(Page and application data records)
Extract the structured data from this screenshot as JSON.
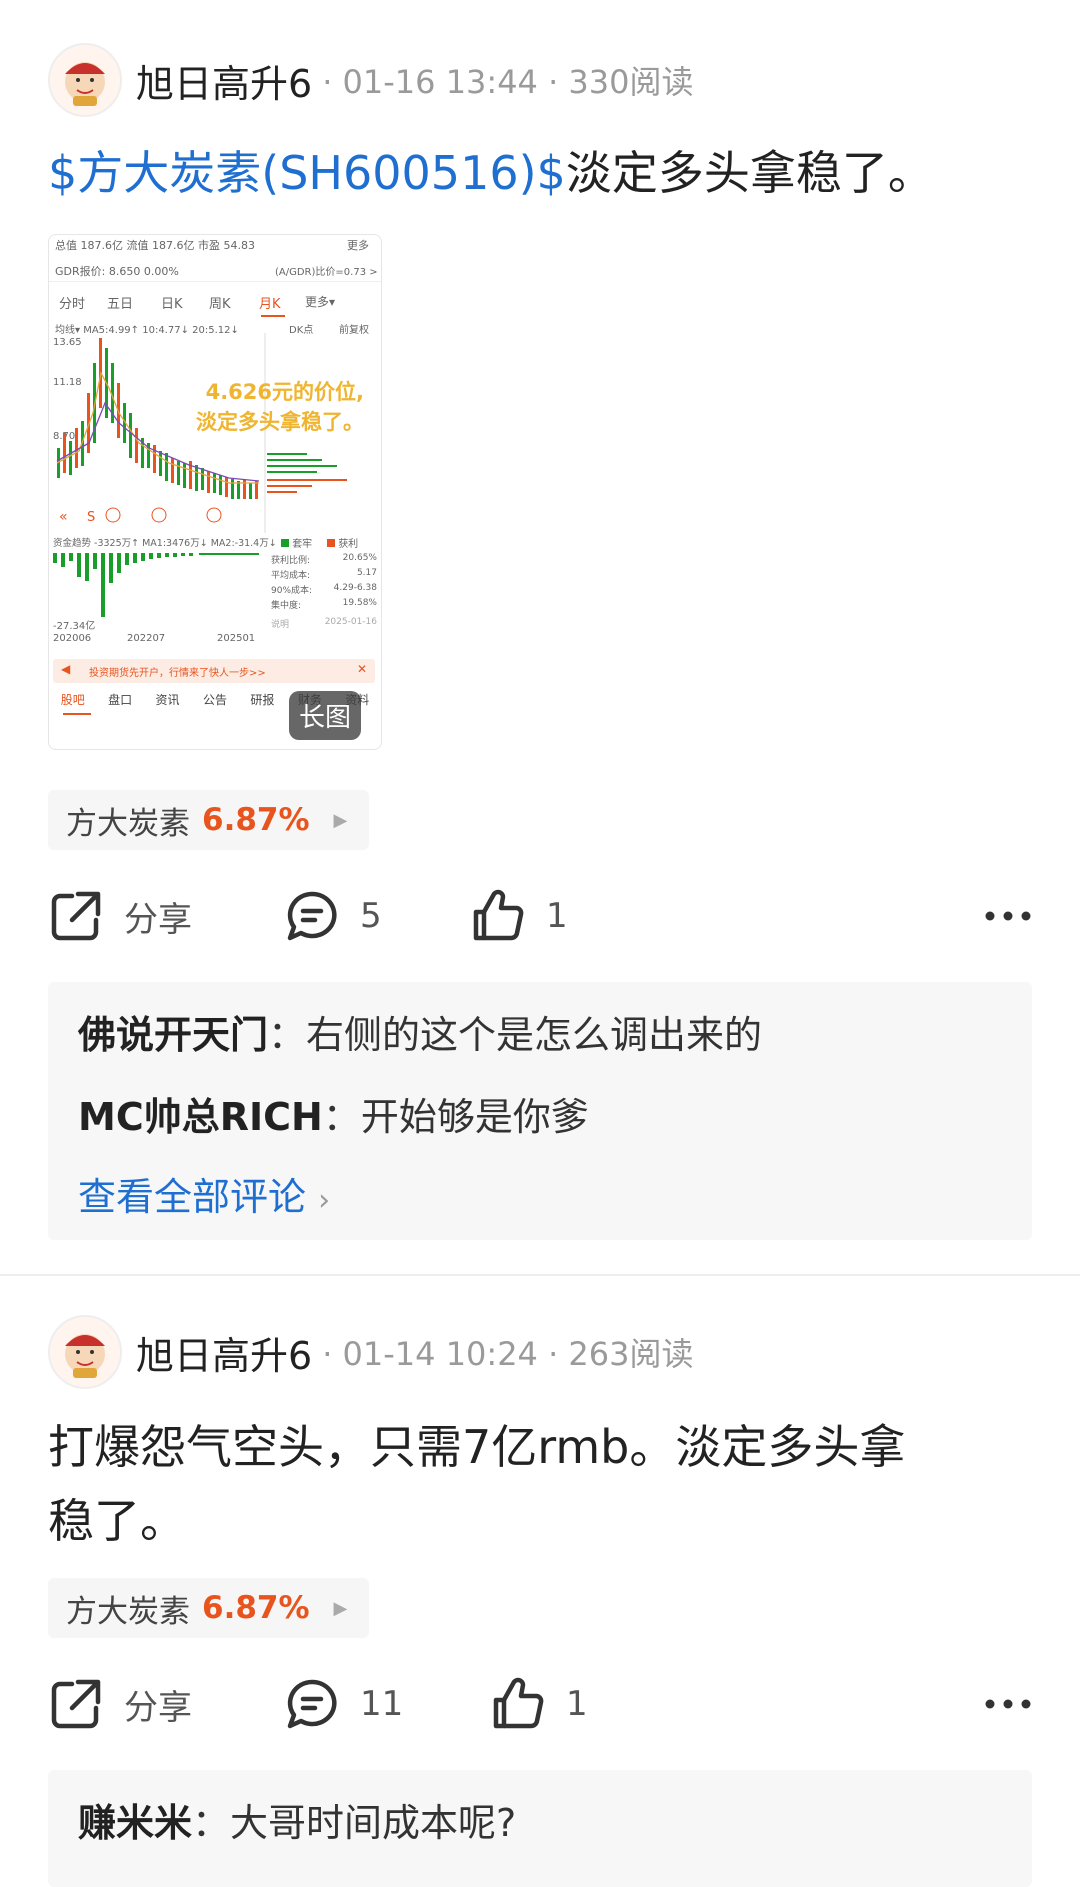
{
  "posts": [
    {
      "author": "旭日高升6",
      "meta": "· 01-16 13:44 · 330阅读",
      "stock_link": "$方大炭素(SH600516)$",
      "text": "淡定多头拿稳了。",
      "image": {
        "header_row1": "总值 187.6亿  流值 187.6亿  市盈 54.83",
        "header_more": "更多",
        "gdr": "GDR报价:  8.650  0.00%",
        "gdr_ratio": "(A/GDR)比价=0.73 >",
        "tabs": [
          "分时",
          "五日",
          "日K",
          "周K",
          "月K",
          "更多▾"
        ],
        "ma_line": "均线▾  MA5:4.99↑ 10:4.77↓ 20:5.12↓",
        "dk": "DK点",
        "fq": "前复权",
        "y_ticks": [
          "13.65",
          "11.18",
          "8.70"
        ],
        "overlay": [
          "4.626元的价位,",
          "淡定多头拿稳了。"
        ],
        "fund_flow": "资金趋势 -3325万↑ MA1:3476万↓ MA2:-31.4万↓",
        "fund_low": "-27.34亿",
        "x_ticks": [
          "202006",
          "202207",
          "202501"
        ],
        "legend": [
          "套牢",
          "获利"
        ],
        "stats": [
          [
            "获利比例:",
            "20.65%"
          ],
          [
            "平均成本:",
            "5.17"
          ],
          [
            "90%成本:",
            "4.29-6.38"
          ],
          [
            "集中度:",
            "19.58%"
          ]
        ],
        "stats_date": "2025-01-16",
        "stats_note": "说明",
        "ad": "投资期货先开户，行情来了快人一步>>",
        "bottom_tabs": [
          "股吧",
          "盘口",
          "资讯",
          "公告",
          "研报",
          "财务",
          "资料"
        ],
        "long_image_label": "长图"
      },
      "tag": {
        "name": "方大炭素",
        "pct": "6.87%"
      },
      "actions": {
        "share": "分享",
        "comments": "5",
        "likes": "1"
      },
      "comments": [
        {
          "name": "佛说开天门",
          "text": "右侧的这个是怎么调出来的"
        },
        {
          "name": "MC帅总RICH",
          "text": "开始够是你爹"
        }
      ],
      "view_all": "查看全部评论"
    },
    {
      "author": "旭日高升6",
      "meta": "· 01-14 10:24 · 263阅读",
      "text_line1": "打爆怨气空头，只需7亿rmb。淡定多头拿",
      "text_line2": "稳了。",
      "tag": {
        "name": "方大炭素",
        "pct": "6.87%"
      },
      "actions": {
        "share": "分享",
        "comments": "11",
        "likes": "1"
      },
      "comments": [
        {
          "name": "赚米米",
          "text": "大哥时间成本呢?"
        }
      ]
    }
  ],
  "colors": {
    "link": "#1f6fd1",
    "up": "#e8541e",
    "candle_green": "#1a9e2a",
    "overlay": "#f0b530"
  }
}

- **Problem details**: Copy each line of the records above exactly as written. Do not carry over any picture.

- **The completed task**:
Extract the structured data from this screenshot as JSON.
{
  "posts": [
    {
      "author": "旭日高升6",
      "meta": "· 01-16 13:44 · 330阅读",
      "stock_link": "$方大炭素(SH600516)$",
      "text": "淡定多头拿稳了。",
      "image": {
        "header_row1": "总值 187.6亿  流值 187.6亿  市盈 54.83",
        "header_more": "更多",
        "gdr": "GDR报价:  8.650  0.00%",
        "gdr_ratio": "(A/GDR)比价=0.73 >",
        "tabs": [
          "分时",
          "五日",
          "日K",
          "周K",
          "月K",
          "更多▾"
        ],
        "ma_line": "均线▾  MA5:4.99↑ 10:4.77↓ 20:5.12↓",
        "dk": "DK点",
        "fq": "前复权",
        "y_ticks": [
          "13.65",
          "11.18",
          "8.70"
        ],
        "overlay": [
          "4.626元的价位,",
          "淡定多头拿稳了。"
        ],
        "fund_flow": "资金趋势 -3325万↑ MA1:3476万↓ MA2:-31.4万↓",
        "fund_low": "-27.34亿",
        "x_ticks": [
          "202006",
          "202207",
          "202501"
        ],
        "legend": [
          "套牢",
          "获利"
        ],
        "stats": [
          [
            "获利比例:",
            "20.65%"
          ],
          [
            "平均成本:",
            "5.17"
          ],
          [
            "90%成本:",
            "4.29-6.38"
          ],
          [
            "集中度:",
            "19.58%"
          ]
        ],
        "stats_date": "2025-01-16",
        "stats_note": "说明",
        "ad": "投资期货先开户，行情来了快人一步>>",
        "bottom_tabs": [
          "股吧",
          "盘口",
          "资讯",
          "公告",
          "研报",
          "财务",
          "资料"
        ],
        "long_image_label": "长图"
      },
      "tag": {
        "name": "方大炭素",
        "pct": "6.87%"
      },
      "actions": {
        "share": "分享",
        "comments": "5",
        "likes": "1"
      },
      "comments": [
        {
          "name": "佛说开天门",
          "text": "右侧的这个是怎么调出来的"
        },
        {
          "name": "MC帅总RICH",
          "text": "开始够是你爹"
        }
      ],
      "view_all": "查看全部评论"
    },
    {
      "author": "旭日高升6",
      "meta": "· 01-14 10:24 · 263阅读",
      "text_line1": "打爆怨气空头，只需7亿rmb。淡定多头拿",
      "text_line2": "稳了。",
      "tag": {
        "name": "方大炭素",
        "pct": "6.87%"
      },
      "actions": {
        "share": "分享",
        "comments": "11",
        "likes": "1"
      },
      "comments": [
        {
          "name": "赚米米",
          "text": "大哥时间成本呢?"
        }
      ]
    }
  ],
  "colors": {
    "link": "#1f6fd1",
    "up": "#e8541e",
    "candle_green": "#1a9e2a",
    "overlay": "#f0b530"
  }
}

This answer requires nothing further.